> _YOUR INSTRUCTIONS_:
From the entries below, count the lines with "find". Write only the count.

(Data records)
-*-
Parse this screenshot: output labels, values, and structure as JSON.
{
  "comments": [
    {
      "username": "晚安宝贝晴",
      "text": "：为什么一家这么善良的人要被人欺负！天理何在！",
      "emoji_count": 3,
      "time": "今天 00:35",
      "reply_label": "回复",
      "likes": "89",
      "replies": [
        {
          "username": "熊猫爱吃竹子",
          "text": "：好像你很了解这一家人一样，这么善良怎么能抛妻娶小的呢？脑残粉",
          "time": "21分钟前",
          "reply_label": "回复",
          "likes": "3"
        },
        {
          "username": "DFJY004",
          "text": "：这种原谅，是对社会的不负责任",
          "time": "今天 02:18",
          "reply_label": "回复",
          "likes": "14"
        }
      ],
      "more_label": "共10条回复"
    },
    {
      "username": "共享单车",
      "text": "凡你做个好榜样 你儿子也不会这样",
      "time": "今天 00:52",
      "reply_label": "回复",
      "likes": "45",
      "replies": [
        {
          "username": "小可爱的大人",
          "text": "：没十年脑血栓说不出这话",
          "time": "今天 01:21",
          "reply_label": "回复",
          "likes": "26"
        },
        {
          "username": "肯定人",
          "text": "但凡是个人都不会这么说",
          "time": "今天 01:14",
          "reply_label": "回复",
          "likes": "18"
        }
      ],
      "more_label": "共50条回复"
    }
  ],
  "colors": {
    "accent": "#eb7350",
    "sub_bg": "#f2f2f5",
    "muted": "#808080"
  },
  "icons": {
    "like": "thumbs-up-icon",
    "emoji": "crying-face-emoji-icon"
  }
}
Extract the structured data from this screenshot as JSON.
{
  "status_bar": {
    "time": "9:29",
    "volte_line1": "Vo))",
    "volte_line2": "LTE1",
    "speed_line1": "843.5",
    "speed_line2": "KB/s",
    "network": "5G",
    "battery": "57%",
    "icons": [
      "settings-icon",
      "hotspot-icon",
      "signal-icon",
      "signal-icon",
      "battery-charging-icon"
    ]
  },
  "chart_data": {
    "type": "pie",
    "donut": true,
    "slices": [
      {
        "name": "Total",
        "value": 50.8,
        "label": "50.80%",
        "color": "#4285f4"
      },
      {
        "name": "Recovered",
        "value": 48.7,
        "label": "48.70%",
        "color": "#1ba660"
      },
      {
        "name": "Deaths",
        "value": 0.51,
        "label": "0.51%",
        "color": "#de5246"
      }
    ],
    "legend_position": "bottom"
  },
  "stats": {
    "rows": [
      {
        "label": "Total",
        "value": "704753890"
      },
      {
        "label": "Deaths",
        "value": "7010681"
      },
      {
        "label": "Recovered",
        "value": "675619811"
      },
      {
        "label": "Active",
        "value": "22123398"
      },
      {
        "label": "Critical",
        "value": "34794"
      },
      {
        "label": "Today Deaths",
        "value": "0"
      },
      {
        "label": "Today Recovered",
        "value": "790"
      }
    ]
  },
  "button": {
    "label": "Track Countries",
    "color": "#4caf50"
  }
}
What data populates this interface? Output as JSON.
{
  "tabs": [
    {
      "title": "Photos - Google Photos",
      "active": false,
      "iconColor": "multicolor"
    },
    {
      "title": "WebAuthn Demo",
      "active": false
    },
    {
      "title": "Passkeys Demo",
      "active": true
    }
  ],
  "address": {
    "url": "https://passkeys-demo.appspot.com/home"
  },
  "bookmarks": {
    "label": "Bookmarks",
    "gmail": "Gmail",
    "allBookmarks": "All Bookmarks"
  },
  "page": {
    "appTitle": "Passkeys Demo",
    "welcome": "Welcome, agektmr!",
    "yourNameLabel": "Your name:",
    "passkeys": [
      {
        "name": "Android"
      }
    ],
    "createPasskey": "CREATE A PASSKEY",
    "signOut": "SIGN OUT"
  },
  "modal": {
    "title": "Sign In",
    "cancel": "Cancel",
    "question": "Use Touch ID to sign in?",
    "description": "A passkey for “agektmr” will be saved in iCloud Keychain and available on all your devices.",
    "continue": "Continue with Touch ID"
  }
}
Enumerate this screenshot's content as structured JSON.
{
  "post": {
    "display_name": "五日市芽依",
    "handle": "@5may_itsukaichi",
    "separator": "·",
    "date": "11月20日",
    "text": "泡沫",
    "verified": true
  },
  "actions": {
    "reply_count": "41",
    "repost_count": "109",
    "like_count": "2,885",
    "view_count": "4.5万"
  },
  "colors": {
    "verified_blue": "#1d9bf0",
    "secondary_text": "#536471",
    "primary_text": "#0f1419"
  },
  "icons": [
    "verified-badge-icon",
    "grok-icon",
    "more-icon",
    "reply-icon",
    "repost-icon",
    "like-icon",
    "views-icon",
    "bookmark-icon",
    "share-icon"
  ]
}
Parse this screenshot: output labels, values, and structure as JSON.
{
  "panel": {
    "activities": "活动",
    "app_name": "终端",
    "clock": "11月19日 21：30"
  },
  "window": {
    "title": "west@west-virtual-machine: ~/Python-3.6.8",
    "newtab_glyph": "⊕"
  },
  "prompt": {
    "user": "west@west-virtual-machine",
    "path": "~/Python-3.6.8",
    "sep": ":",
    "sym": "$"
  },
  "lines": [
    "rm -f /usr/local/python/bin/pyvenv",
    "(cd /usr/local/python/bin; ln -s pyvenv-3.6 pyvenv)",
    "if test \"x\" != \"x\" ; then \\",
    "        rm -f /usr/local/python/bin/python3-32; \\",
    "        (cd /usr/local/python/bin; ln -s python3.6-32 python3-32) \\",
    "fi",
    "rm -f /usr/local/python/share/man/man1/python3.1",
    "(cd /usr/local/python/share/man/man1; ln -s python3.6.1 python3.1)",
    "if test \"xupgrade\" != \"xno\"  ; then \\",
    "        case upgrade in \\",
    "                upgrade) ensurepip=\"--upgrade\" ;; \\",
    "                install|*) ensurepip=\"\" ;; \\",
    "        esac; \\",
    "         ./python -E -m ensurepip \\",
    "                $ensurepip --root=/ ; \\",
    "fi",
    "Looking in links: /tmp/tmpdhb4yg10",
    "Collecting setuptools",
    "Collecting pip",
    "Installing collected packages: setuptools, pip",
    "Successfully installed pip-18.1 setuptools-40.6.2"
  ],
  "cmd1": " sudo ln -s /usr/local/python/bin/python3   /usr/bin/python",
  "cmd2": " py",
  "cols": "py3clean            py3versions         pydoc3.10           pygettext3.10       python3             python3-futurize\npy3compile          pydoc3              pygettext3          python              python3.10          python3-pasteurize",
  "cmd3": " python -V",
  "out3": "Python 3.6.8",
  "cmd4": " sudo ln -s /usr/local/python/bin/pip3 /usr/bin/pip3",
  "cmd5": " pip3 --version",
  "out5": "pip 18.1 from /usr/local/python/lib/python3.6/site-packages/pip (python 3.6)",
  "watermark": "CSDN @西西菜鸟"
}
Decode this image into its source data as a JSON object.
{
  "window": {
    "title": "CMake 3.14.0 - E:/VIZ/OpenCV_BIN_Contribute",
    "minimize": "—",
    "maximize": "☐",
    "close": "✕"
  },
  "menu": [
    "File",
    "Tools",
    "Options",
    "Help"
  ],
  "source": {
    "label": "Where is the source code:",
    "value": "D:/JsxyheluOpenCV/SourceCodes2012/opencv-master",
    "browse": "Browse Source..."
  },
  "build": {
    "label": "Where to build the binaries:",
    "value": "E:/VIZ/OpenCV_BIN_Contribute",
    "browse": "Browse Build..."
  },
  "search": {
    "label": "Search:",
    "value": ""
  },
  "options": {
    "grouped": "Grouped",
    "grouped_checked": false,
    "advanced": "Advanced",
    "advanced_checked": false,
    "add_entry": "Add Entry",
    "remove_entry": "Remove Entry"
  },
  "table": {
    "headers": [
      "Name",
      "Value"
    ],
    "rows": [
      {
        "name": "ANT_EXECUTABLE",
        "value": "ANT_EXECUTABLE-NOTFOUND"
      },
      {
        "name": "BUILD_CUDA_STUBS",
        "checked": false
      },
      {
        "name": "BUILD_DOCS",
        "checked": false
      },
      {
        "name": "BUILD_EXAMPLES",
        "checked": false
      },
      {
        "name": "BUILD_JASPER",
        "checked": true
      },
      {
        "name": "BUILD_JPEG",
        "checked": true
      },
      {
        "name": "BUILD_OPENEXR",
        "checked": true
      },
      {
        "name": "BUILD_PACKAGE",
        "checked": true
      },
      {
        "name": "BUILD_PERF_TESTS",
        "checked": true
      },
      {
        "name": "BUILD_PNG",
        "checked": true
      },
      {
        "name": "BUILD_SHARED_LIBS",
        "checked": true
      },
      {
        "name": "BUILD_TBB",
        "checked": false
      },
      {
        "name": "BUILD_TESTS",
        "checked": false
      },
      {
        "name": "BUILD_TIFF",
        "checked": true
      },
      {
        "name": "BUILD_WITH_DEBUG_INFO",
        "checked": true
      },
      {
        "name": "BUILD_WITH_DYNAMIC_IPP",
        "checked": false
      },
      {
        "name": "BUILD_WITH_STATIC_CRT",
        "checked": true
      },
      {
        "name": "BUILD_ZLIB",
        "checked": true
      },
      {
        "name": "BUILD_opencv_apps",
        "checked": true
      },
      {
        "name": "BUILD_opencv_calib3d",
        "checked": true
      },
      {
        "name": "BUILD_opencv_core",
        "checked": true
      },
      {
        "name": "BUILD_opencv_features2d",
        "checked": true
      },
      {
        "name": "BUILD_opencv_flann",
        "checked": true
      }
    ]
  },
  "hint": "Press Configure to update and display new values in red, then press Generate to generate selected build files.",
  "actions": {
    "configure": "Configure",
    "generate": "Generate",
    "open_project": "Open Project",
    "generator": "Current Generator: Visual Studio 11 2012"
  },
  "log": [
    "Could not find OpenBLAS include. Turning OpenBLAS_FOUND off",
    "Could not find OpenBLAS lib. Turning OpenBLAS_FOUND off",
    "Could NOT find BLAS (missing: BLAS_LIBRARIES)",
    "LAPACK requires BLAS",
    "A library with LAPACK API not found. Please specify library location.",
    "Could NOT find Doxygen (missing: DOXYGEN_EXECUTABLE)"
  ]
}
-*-
> _EXERCISE SOLUTION_:
4